There is little information on the public record about the radical working class poet Ernest Antony, writes Rowan Cahill.


 Godfrey Hirst Carpets Workers

 Lies, Damned Lies and the Shirkin' Gherkin

 Guests Share Backpay Bonanza

 Win, Win for Filipinos

 Honey, They Shrunk Our Pay

 No Sex Thanks, We're Asian

 Green Jobs to Beat Climate Change

 They're Going Out The Door

 Medibank Staff Go Under Knife

 Thompson Slams Door on Delo

 Merchant Bankers Pull Entitlements Stroke

 Green the New Black

 Councils Fight Off Shoring

 Acitivists Notebook


The Soapbox
Robbo Goes Green
John Robertson's speech to the Walk Against Warming

The Westie Wing
Ian West takes a look at a former public institution and its contribution to NSW.

About Workers Online
Latest Issue
Print Latest Issue
Previous Issues
Advanced Search

other LaborNET sites

Labor Council of NSW
Vic Trades Hall Council
IT Workers Alliance
Unions on LaborNET
Evatt Foundation

Labor for Refugees



They're Going Out The Door

NSW public sector workers this week transformed NSW Opposition leader Peter Debnam into a street spruiker as confusion reigned over his plans to cut 29,000 jobs.

The Public Service Association launched a 'cheap and nasty' TV advertisement highlighting the cuts, forcing Debnam to tell different stories to the general public and the business community.
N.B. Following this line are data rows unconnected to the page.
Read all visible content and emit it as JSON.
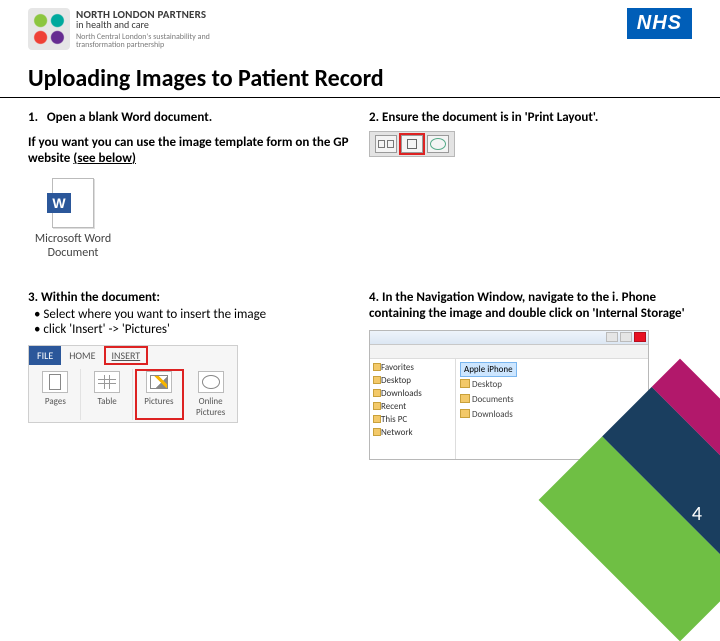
{
  "header": {
    "partner_line1": "NORTH LONDON PARTNERS",
    "partner_line2": "in health and care",
    "partner_line3": "North Central London's sustainability and transformation partnership",
    "nhs_badge": "NHS"
  },
  "title": "Uploading Images to Patient Record",
  "step1": {
    "num": "1.",
    "heading": "Open a blank Word document.",
    "sub_a": "If you want you can use the image template form on the GP website ",
    "sub_b": "(see below)",
    "doc_label_a": "Microsoft Word",
    "doc_label_b": "Document"
  },
  "step2": {
    "heading": "2. Ensure the document is in 'Print Layout'."
  },
  "step3": {
    "heading": "3. Within the document:",
    "b1": "Select where you want to insert the image",
    "b2": "click 'Insert' -> 'Pictures'",
    "ribbon": {
      "file": "FILE",
      "home": "HOME",
      "insert": "INSERT",
      "pages": "Pages",
      "table": "Table",
      "pictures": "Pictures",
      "online": "Online Pictures"
    }
  },
  "step4": {
    "heading": "4. In the Navigation Window, navigate to the i. Phone containing the image and double click on 'Internal Storage'",
    "sidebar": [
      "Favorites",
      "Desktop",
      "Downloads",
      "Recent",
      "This PC",
      "Network"
    ],
    "selected": "Apple iPhone",
    "rows": [
      "Desktop",
      "Documents",
      "Downloads"
    ]
  },
  "page_number": "4"
}
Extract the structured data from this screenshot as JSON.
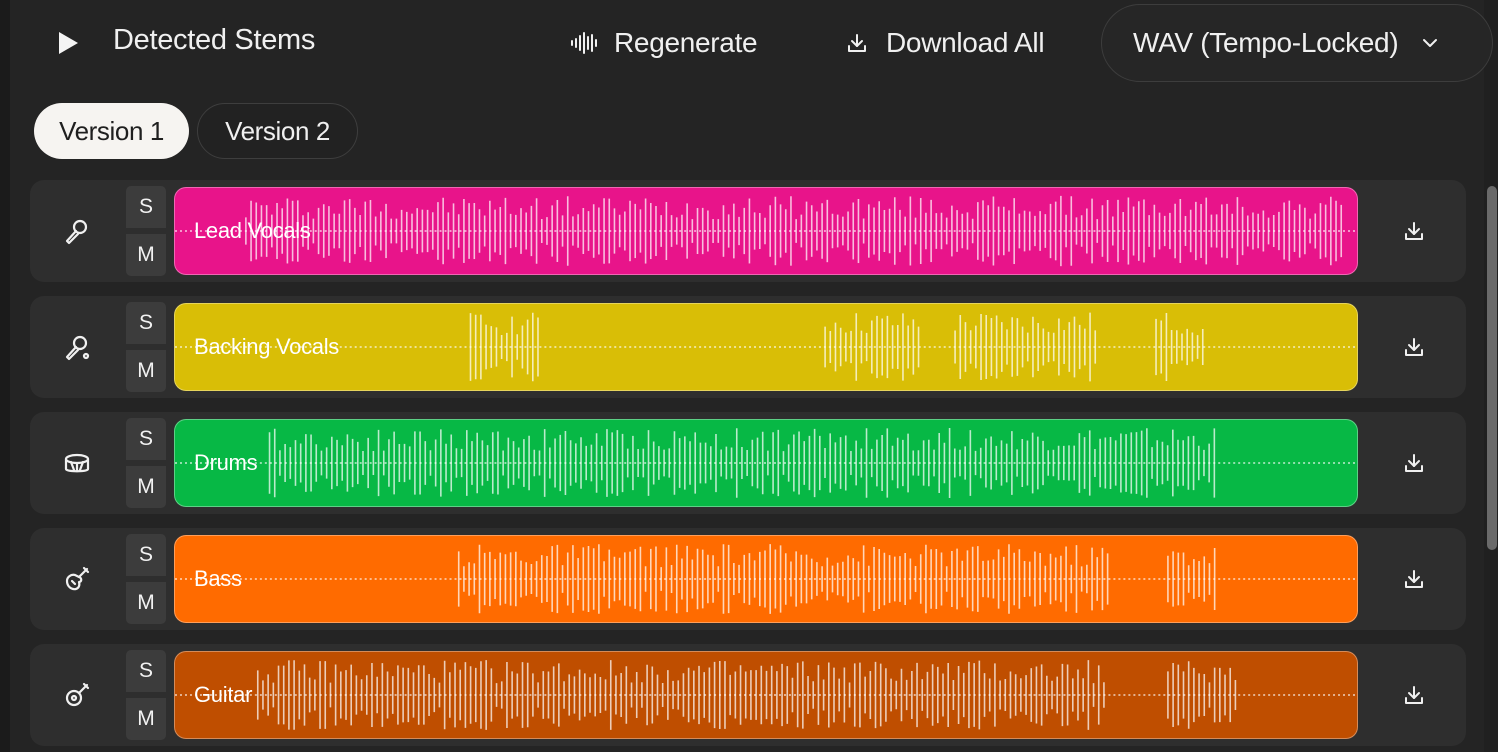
{
  "header": {
    "title": "Detected Stems",
    "regenerate_label": "Regenerate",
    "download_all_label": "Download All",
    "format_selected": "WAV (Tempo-Locked)"
  },
  "tabs": [
    {
      "label": "Version 1",
      "active": true
    },
    {
      "label": "Version 2",
      "active": false
    }
  ],
  "solo_label": "S",
  "mute_label": "M",
  "stems": [
    {
      "name": "Lead Vocals",
      "color": "#e8148a",
      "icon": "microphone-icon",
      "activity": [
        [
          0.06,
          0.99
        ]
      ]
    },
    {
      "name": "Backing Vocals",
      "color": "#d9be06",
      "icon": "microphone-alt-icon",
      "activity": [
        [
          0.25,
          0.31
        ],
        [
          0.55,
          0.63
        ],
        [
          0.66,
          0.78
        ],
        [
          0.83,
          0.87
        ]
      ]
    },
    {
      "name": "Drums",
      "color": "#07b845",
      "icon": "drum-icon",
      "activity": [
        [
          0.08,
          0.88
        ]
      ]
    },
    {
      "name": "Bass",
      "color": "#ff6b00",
      "icon": "electric-guitar-icon",
      "activity": [
        [
          0.24,
          0.79
        ],
        [
          0.84,
          0.88
        ]
      ]
    },
    {
      "name": "Guitar",
      "color": "#bf4e00",
      "icon": "acoustic-guitar-icon",
      "activity": [
        [
          0.07,
          0.79
        ],
        [
          0.84,
          0.9
        ]
      ]
    }
  ]
}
Just one day after publicly denying he ever planned to cut the 29,000 positions from the NSW public sector, Opposition Leader Peter Debnam revealed to Liberal Party donors that his old plan still stands.

At a Liberal Party fundraiser in Sydney, Debnam told assembled ICT executives that he planned to cut up to $2 billion from the NSW 'bureaucracy'.

NSW Minister for Finance, John Della Bosca, says Debnam is exposed as a serial liar. "Do the maths," Della Bosca says. "If you're saving $2 billion from the public sector, at an average salary of $68,000, that's 29,000 people."

"Just one day after denying he had plans to gut the public sector, he is telling Liberal Party audiences in a coded message that this is precisely what he intends to do.

"This performance is straight out of the Nick Greiner Idiot's guide to getting elected - that is you keep one set of polices to be used in the lead-up to the election and in the other drawer you keep your real policies."

PSA general secretary John Cahill says the advertisements were a fun way to make a serious point - that the public service will be totally decimated by the plan for 29,000 job cuts.

"The public sector is already under stress and these sorts of cuts will tip it over the edge to the point where it will no longer be able to provide basic services to the NSW people," Cahill says.

"Our advertisement is deliberately cheap and nasty because we think this policy is cheap and nasty."


*   View entire issue - print all of the articles!

*   Issue 331 contents

email workers to a friend printer-friendly version latest breaking news from labornet

Search All Issues | Latest Issue | Previous Issues | Print Latest Issue

© 1999-2002 Workers Online
Workers Online is a resource for the Labour movement
provided by the Labor Council of NSW
Last Modified: 03 Nov 2006

Powered by APT Solutions
Labor Council of NSW Workers Online